Zack Nelson

NetSuite CEO Zack Nelson

Marc Benioff, CEO of Salesforce.com, may be the poster boy for SaaS (software as a service), but watch out for Zach Nelson. The CEO of 10-year-old NetSuite has transformed the 10-year-old company from one that was barely limping along to a powerhouse that is growing rapidly.

NetSuite's (NYSE: N) revenues for the six months ended June 30, 2008 were $70.7 million, almost 46 percent higher than the $48.7 million it chalked up in revenues during the same period in 2007, according to the company's latest 10-Q quarterly report filing, on August 13.

Nelson has held down high-profile marketing jobs at major Silicon Valley companies over the years, and has become something of a legend because of his marketing stunts, including one where he draped the better part of a building off highway 101 in a red plastic promotional banner.

There's more to those stunts than meets the eye, however; Nelson is a cool-headed man who will do what it takes to get his company to the top, and, if that includes wild and crazy stunts, so be it.

NetSuite, based in San Mateo, Calif. has seen rapid growth since Nelson joined as CEO in 2002. It has chalked up 10-fold revenue growth, and the workforce has kept growing, from 544 on June 30, 2007 to 901 on June 30 2008 by the company's own account. Late last year Nelson took NetSuite public in the biggest IPO since Google, raising $185.4 million.

As far as Nelson is concerned, NetSuite has "the opportunity to be the next great software company," and he is going after that goal aggressively. He recently opened up an office in Hong Kong to target the Asia-Pacific market, especially in Hong Kong and China, citing analyst reports showing that the SaaS market in the Asia-Pacific is growing rapidly.

Marketing skills

Nelson's marketing skills were established early on when he was working at Silicon Valley-based public relations agency Cunningham Communications, which Motorola had hired to do positioning and branding work for its 68000 chip.

"I had the idea for what we would call an ingredient branding strategy for Motorola, like Intel Inside for Intel, and Zach came up with Powered by Motorola," Andy Cunningham, owner of Cunningham Communications, recalls. That positioning established the Motorola 68000 chip in the public mind.

Five things to know about Zach Nelson

Fear was his great motivator. "In the early days, it was fear that drove me," Nelson said. "I wanted to make sure I hadn't made a huge mistake with my life."

Nelson holds a patent in the field of application integration, and has a few others pending approval.

Deep down inside, he wants to kill off Salesforce.com. Okay, that might be a stretch. But he did give a candid assessment of his SaaS rival in this video interview.

Can Zach Nelson rap? There is no video, but his first tech employer Andy Cunningham thinks so. "He can rap. I think he's a good writer and can do the poetry part of rap," she said.

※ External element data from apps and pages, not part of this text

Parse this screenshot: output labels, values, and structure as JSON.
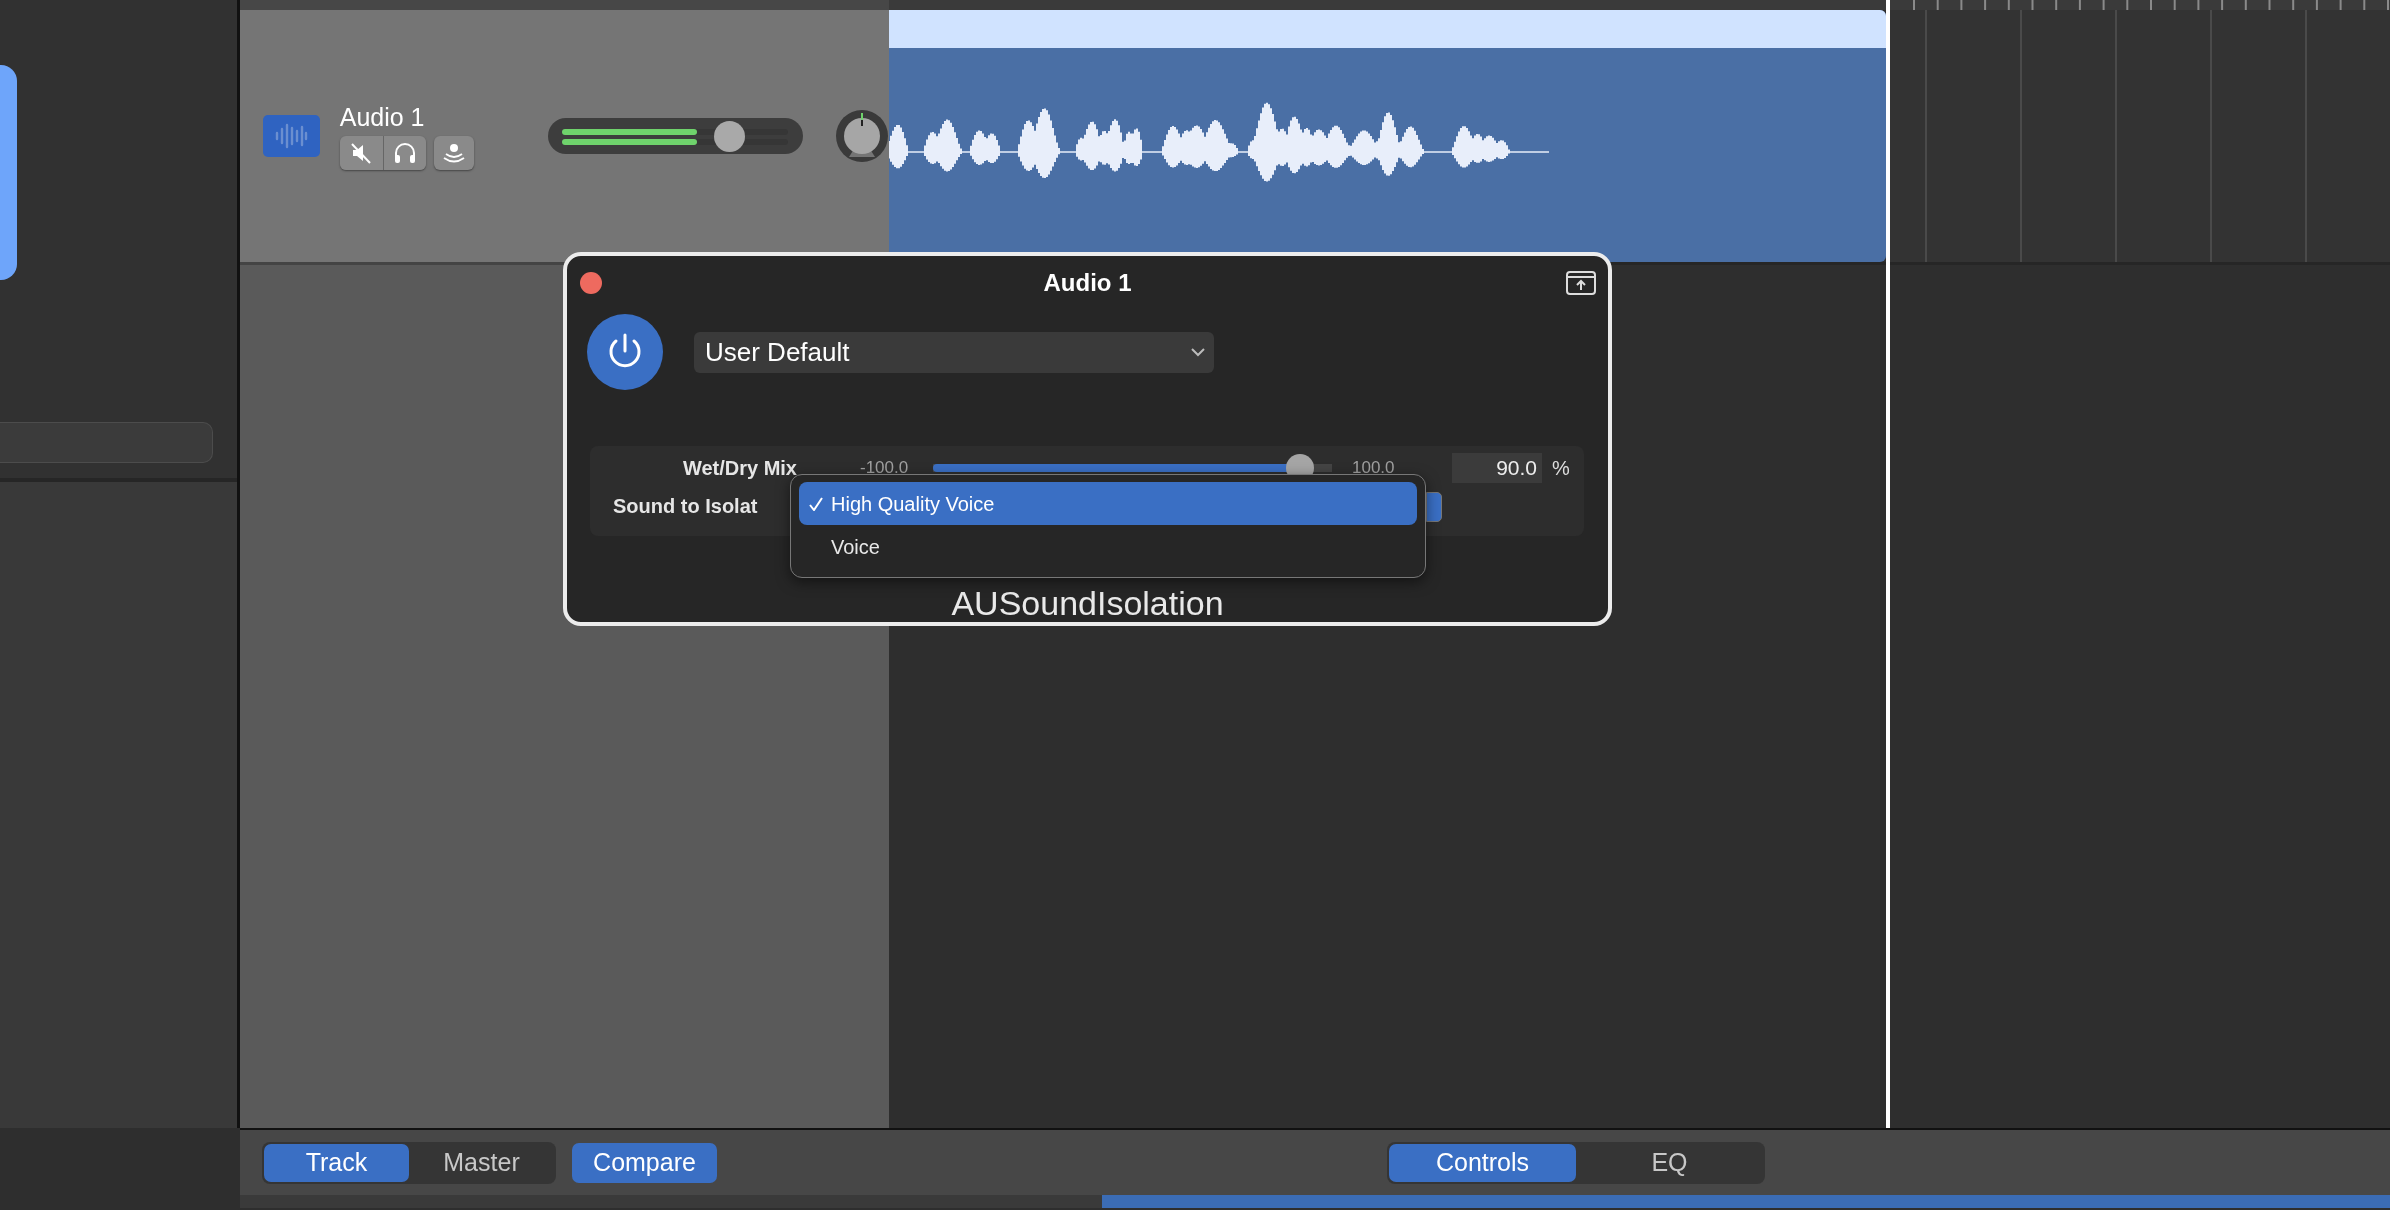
{
  "track": {
    "name": "Audio 1",
    "meter": {
      "level": 0.6
    },
    "volume": {
      "level": 0.71
    }
  },
  "plugin_window": {
    "title": "Audio 1",
    "power_on": true,
    "preset": "User Default",
    "parameters": [
      {
        "kind": "slider",
        "label": "Wet/Dry Mix",
        "min_label": "-100.0",
        "max_label": "100.0",
        "level": 0.92,
        "value": "90.0",
        "unit": "%"
      },
      {
        "kind": "popup",
        "label": "Sound to Isolat"
      }
    ],
    "plugin_name": "AUSoundIsolation"
  },
  "popup_menu": {
    "items": [
      {
        "label": "High Quality Voice",
        "checked": true,
        "selected": true
      },
      {
        "label": "Voice",
        "checked": false,
        "selected": false
      }
    ]
  },
  "bottom_bar": {
    "left_segments": [
      {
        "label": "Track",
        "selected": true
      },
      {
        "label": "Master",
        "selected": false
      }
    ],
    "compare": {
      "label": "Compare",
      "on": true
    },
    "right_segments": [
      {
        "label": "Controls",
        "selected": true
      },
      {
        "label": "EQ",
        "selected": false
      }
    ]
  }
}
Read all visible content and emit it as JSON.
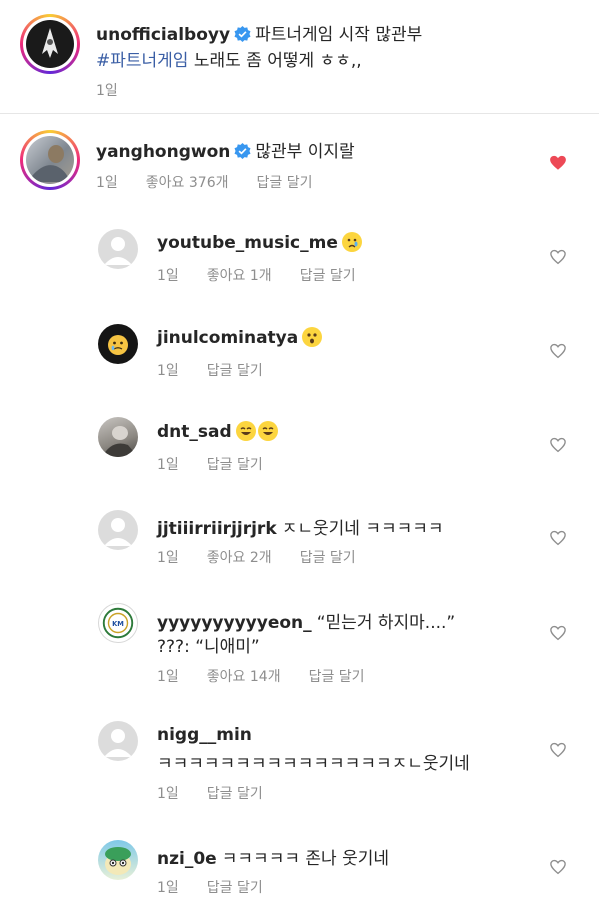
{
  "post": {
    "username": "unofficialboyy",
    "caption_line1": "파트너게임 시작 많관부",
    "hashtag": "#파트너게임",
    "caption_line2_rest": " 노래도 좀 어떻게 ㅎㅎ,,",
    "time": "1일"
  },
  "comment": {
    "username": "yanghongwon",
    "text": "많관부 이지랄",
    "time": "1일",
    "likes": "좋아요 376개",
    "reply": "답글 달기"
  },
  "replies": [
    {
      "username": "youtube_music_me",
      "text": "",
      "emoji": "crying-face",
      "time": "1일",
      "likes": "좋아요 1개",
      "reply": "답글 달기"
    },
    {
      "username": "jinulcominatya",
      "text": "",
      "emoji": "astonished-face",
      "time": "1일",
      "likes": "",
      "reply": "답글 달기"
    },
    {
      "username": "dnt_sad",
      "text": "",
      "emoji": "laughing-faces",
      "time": "1일",
      "likes": "",
      "reply": "답글 달기"
    },
    {
      "username": "jjtiiirriirjjrjrk",
      "text": "ㅈㄴ웃기네 ㅋㅋㅋㅋㅋ",
      "time": "1일",
      "likes": "좋아요 2개",
      "reply": "답글 달기"
    },
    {
      "username": "yyyyyyyyyyeon_",
      "text": "“믿는거 하지마....”",
      "text2": "???: “니애미”",
      "time": "1일",
      "likes": "좋아요 14개",
      "reply": "답글 달기"
    },
    {
      "username": "nigg__min",
      "text": "",
      "text2": "ㅋㅋㅋㅋㅋㅋㅋㅋㅋㅋㅋㅋㅋㅋㅋㅈㄴ웃기네",
      "time": "1일",
      "likes": "",
      "reply": "답글 달기"
    },
    {
      "username": "nzi_0e",
      "text": "ㅋㅋㅋㅋㅋ 존나 웃기네",
      "time": "1일",
      "likes": "",
      "reply": "답글 달기"
    }
  ],
  "colors": {
    "verified": "#3897f0",
    "liked": "#ed4956",
    "muted": "#8e8e8e",
    "hashtag": "#3a5ea5"
  }
}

The dyed-in-the-wool baseball fan convinced Oakland Athletics general manager Billy Beane to join NetSuite's board of directors.

Later, as CEO of McAfee subsidiary MyCIO.com, Nelson draped the north side of the 11-story MyCIO building in red plastic as an advertising gimmick. "You could drive down the 101 freeway and see it from three miles away," he chortles. "Those were the crazy dot-com days when you were always trying to one-up everyone else."

Eight years later, Cunningham still remembers that stunt. "Zach is very clever and capable," she said. "He's creative and sees things from a different point of view."

To market NetSuite, Nelson showed considerable chutzpah when he went head to head with software giant SAP. In 2006, Nelson planned a cocktail reception in a hotel opposite the Orlando, Fla. convention center where SAP was holding its premiere user conference, SAPPHIRE. Dubbing the reception SAP for the rest of us, Nelson sent out invitations reading "Who will become the SAP for the midmarket? (It Ain't SAP)."

As it turned out, the reception was canceled (a report at the time claimed SAP pressured the hotel to cancel NetSuite's reservation, which it had a right to do under its contract limiting competitive events), but he at least got NetSuite's name out there.

Next page: A baseball fan finds a match